RECORDED INFORMATION START

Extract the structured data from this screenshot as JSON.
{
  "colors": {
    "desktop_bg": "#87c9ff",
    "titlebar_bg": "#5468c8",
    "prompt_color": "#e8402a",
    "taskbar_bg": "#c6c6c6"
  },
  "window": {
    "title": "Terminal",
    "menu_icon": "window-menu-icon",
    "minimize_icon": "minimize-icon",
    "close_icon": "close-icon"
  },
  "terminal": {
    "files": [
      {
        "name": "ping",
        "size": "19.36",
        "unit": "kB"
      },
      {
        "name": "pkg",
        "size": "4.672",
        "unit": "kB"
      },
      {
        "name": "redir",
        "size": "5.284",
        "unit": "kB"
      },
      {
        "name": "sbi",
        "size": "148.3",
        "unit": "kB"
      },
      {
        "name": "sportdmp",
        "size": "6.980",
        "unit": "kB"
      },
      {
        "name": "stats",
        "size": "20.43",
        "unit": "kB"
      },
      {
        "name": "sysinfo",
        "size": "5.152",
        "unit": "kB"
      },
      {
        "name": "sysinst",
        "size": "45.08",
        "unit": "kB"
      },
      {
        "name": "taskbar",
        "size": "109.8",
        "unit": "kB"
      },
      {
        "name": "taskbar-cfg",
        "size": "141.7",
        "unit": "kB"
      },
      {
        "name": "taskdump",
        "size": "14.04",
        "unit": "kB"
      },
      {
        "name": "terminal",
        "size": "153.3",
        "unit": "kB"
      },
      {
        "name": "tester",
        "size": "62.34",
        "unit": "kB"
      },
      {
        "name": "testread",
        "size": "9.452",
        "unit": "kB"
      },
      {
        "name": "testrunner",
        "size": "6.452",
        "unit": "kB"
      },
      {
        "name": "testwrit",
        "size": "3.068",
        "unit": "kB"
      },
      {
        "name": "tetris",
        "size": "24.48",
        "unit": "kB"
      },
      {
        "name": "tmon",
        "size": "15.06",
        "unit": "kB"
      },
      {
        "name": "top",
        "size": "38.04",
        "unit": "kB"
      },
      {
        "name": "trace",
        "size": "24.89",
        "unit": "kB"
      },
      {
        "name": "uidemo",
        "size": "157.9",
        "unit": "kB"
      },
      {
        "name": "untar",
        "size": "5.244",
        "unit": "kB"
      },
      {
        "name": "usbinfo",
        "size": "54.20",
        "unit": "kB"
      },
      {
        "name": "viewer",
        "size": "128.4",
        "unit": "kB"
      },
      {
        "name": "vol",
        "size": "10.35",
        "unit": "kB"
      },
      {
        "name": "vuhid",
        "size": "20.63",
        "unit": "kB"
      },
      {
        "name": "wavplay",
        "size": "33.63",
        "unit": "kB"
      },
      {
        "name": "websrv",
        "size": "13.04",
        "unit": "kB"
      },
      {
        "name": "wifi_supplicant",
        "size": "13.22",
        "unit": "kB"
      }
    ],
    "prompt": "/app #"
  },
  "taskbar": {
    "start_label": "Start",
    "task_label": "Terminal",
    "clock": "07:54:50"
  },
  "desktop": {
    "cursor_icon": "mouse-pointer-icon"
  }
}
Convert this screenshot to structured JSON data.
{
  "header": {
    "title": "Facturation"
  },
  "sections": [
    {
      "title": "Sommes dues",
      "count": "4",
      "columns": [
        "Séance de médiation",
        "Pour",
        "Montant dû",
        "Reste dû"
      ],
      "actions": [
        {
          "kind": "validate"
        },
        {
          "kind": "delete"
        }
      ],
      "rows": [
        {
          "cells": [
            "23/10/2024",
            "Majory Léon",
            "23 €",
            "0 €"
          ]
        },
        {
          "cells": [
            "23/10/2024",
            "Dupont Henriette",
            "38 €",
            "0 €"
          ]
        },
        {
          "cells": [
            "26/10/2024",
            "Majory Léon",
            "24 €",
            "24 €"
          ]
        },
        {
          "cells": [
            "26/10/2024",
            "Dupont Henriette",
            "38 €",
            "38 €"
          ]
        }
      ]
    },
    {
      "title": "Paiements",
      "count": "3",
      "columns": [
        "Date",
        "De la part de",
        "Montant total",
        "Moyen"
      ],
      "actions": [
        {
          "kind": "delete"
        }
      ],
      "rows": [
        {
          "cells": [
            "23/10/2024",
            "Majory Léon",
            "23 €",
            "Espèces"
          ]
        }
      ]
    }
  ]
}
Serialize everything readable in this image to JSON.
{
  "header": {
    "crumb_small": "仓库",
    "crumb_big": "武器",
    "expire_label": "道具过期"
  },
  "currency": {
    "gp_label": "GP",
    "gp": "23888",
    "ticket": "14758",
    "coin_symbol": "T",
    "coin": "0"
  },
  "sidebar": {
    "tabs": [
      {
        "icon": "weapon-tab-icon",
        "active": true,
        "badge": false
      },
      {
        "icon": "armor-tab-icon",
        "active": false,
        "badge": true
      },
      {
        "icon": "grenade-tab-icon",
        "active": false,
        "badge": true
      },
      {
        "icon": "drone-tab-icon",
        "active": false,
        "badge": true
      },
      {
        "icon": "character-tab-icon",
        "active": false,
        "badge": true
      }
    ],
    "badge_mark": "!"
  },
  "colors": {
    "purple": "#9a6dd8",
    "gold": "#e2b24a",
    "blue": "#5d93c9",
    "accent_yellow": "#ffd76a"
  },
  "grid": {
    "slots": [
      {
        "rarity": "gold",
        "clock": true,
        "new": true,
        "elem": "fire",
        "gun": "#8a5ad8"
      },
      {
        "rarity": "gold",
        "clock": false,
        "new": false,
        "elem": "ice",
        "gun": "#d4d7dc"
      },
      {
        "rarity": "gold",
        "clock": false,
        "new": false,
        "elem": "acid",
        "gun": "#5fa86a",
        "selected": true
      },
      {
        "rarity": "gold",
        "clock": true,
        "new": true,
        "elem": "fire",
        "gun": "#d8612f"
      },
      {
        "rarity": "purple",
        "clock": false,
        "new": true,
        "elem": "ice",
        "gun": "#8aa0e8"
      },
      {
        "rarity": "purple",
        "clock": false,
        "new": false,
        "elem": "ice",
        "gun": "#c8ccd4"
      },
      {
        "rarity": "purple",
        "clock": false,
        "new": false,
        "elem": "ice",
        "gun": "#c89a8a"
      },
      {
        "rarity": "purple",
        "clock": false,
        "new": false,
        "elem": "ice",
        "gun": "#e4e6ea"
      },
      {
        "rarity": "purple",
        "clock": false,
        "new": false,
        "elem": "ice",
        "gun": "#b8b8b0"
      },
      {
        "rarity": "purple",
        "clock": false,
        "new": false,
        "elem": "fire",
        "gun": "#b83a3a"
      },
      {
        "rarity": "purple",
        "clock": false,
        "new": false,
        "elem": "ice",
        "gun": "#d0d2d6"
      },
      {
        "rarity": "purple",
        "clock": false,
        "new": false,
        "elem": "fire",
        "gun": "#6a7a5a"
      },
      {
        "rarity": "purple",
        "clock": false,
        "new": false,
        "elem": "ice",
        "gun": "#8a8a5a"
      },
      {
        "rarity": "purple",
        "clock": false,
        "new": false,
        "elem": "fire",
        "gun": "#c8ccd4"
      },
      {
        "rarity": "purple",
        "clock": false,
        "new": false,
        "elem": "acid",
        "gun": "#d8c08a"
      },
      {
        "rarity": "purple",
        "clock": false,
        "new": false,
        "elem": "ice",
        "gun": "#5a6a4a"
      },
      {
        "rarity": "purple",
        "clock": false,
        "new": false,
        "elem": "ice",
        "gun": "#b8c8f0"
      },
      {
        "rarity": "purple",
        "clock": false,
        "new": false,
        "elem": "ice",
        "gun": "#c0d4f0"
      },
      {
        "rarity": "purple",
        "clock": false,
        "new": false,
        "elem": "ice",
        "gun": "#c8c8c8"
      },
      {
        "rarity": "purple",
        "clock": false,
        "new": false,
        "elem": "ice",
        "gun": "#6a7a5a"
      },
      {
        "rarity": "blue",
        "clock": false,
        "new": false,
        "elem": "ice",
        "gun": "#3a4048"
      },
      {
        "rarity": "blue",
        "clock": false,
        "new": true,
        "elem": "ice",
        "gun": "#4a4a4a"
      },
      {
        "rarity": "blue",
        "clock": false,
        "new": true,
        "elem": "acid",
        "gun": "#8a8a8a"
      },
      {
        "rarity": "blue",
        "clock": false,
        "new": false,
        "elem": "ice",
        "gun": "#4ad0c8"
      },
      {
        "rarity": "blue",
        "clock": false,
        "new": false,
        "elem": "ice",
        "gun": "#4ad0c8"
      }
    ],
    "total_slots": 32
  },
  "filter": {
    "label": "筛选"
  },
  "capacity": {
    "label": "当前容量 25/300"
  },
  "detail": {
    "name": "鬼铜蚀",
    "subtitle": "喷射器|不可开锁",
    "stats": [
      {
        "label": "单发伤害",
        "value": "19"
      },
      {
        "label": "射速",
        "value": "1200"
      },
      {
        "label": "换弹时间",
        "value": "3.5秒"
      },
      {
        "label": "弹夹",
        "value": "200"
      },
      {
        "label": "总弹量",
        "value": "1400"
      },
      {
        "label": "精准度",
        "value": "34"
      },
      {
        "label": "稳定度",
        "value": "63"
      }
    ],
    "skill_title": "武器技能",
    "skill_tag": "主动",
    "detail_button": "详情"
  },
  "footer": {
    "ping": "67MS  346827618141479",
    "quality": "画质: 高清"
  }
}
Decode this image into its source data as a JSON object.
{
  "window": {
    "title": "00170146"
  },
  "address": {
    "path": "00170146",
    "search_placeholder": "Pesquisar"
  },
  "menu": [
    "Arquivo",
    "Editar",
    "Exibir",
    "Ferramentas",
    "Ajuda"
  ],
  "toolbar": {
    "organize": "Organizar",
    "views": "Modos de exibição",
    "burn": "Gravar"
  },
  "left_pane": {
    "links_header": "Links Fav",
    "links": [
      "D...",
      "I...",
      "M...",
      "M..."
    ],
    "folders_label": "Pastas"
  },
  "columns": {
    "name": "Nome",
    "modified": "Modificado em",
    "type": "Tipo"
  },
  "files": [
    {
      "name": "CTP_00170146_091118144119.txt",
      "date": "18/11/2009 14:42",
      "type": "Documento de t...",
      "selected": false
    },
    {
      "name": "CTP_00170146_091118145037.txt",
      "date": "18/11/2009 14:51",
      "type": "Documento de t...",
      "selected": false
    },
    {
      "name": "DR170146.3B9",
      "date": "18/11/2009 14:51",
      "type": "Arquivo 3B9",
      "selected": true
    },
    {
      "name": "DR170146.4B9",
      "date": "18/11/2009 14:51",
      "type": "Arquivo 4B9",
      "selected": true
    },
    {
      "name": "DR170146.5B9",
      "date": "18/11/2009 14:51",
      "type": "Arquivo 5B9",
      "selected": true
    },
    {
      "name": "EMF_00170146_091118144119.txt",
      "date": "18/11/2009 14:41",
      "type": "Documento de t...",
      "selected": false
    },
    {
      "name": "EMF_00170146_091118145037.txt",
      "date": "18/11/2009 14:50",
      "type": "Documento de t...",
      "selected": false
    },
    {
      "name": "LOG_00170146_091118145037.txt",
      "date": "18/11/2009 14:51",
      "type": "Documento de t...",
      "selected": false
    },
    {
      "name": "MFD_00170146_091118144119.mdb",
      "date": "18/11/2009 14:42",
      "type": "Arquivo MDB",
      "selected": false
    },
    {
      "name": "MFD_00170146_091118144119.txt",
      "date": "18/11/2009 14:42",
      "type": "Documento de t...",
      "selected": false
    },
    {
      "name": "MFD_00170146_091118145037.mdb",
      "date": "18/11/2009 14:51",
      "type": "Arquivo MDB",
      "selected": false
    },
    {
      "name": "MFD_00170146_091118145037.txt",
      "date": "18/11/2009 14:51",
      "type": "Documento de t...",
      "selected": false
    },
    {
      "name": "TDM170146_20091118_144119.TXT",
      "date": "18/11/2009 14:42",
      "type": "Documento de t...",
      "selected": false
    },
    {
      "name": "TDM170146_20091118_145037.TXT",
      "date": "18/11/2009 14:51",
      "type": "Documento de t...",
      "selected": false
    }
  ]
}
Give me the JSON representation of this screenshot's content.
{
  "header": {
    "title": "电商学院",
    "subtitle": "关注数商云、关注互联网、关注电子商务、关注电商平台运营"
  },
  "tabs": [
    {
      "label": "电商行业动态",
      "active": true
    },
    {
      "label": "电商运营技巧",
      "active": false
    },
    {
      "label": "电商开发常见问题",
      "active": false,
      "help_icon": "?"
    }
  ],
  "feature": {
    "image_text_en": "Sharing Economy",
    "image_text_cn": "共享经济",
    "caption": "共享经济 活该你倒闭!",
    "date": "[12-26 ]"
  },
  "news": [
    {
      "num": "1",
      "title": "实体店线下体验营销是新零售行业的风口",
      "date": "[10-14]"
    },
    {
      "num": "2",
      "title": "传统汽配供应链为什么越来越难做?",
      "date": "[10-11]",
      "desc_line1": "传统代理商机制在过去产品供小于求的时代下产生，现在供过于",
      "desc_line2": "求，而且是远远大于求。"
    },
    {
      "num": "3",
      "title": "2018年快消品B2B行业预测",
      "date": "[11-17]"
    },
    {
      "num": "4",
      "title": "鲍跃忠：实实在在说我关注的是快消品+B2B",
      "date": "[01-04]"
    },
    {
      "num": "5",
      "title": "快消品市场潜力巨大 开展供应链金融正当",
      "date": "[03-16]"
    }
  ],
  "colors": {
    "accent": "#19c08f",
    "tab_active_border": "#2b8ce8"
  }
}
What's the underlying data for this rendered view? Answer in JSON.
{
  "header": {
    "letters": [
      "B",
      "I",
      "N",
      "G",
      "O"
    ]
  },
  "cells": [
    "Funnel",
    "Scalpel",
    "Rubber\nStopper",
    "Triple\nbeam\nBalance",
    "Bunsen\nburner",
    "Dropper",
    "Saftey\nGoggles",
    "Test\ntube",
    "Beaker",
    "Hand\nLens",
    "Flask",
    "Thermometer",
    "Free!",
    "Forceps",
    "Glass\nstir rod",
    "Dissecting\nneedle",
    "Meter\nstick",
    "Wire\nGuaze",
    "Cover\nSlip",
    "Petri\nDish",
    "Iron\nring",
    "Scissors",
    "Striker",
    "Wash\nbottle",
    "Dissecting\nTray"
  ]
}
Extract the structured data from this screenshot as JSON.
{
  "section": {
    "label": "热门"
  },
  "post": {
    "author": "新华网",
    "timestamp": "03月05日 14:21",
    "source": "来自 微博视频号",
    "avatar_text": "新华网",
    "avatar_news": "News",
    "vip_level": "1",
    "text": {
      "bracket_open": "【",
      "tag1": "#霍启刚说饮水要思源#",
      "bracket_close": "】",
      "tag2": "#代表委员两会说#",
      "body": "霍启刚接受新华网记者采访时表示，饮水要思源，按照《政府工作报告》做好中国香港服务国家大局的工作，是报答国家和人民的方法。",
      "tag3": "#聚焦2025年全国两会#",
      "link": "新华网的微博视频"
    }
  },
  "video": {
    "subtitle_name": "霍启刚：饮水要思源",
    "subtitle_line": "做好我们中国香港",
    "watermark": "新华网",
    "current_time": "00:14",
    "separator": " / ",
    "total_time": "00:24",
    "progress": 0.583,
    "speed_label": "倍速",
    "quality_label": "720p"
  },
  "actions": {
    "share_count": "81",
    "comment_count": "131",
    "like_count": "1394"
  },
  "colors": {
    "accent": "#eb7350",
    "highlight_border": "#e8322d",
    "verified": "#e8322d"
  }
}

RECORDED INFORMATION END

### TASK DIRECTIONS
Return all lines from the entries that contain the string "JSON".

### TASK OUTPUT
Extract the structured data from this screenshot as JSON.
Convert this screenshot to structured JSON data.
Serialize everything readable in this image to JSON.
Decode this image into its source data as a JSON object.
Give me the JSON representation of this screenshot's content.
What's the underlying data for this rendered view? Answer in JSON.
Extract the structured data from this screenshot as JSON.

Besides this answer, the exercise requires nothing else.